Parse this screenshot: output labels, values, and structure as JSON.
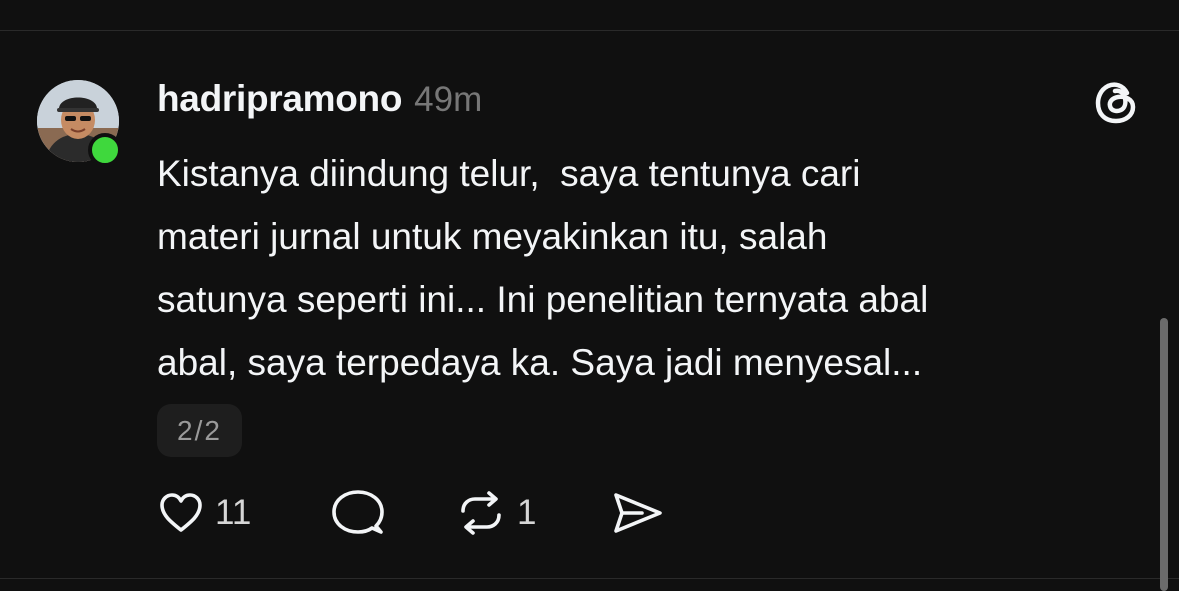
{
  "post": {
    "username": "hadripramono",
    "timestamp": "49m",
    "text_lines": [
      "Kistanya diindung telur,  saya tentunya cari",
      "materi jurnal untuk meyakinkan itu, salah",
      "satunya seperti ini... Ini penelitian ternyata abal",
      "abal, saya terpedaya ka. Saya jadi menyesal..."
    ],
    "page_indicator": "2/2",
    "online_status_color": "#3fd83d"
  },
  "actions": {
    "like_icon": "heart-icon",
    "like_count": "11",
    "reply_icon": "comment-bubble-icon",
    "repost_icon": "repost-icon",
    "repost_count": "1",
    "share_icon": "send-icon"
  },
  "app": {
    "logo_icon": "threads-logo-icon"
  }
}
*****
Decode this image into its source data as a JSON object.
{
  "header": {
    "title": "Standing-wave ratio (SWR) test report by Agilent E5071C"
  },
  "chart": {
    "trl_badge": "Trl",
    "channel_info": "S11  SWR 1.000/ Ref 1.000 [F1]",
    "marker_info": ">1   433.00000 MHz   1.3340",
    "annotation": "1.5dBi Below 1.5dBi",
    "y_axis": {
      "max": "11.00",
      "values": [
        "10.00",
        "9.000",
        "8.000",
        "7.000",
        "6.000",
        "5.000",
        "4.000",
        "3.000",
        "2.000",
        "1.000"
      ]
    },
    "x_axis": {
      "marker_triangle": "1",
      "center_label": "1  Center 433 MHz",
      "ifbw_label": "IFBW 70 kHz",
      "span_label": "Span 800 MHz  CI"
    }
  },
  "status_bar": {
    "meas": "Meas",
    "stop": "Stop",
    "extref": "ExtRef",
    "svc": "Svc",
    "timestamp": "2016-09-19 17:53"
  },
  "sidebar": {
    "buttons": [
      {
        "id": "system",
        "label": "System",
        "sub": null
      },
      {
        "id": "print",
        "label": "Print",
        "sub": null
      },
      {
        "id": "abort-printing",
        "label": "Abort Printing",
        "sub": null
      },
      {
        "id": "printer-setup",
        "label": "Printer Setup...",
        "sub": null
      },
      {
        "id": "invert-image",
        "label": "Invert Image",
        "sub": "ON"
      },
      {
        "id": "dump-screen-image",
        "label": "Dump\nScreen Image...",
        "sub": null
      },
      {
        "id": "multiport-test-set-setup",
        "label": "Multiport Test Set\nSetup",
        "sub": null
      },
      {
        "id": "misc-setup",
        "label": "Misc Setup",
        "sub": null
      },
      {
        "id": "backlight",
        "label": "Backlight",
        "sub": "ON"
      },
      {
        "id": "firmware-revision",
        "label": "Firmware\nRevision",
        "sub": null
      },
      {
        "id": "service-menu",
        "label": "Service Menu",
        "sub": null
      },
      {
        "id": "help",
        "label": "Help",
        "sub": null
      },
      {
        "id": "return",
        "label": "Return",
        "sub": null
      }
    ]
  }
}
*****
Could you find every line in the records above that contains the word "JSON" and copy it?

Answer to this problem
Parse this screenshot: output labels, values, and structure as JSON.
Decode this image into its source data as a JSON object.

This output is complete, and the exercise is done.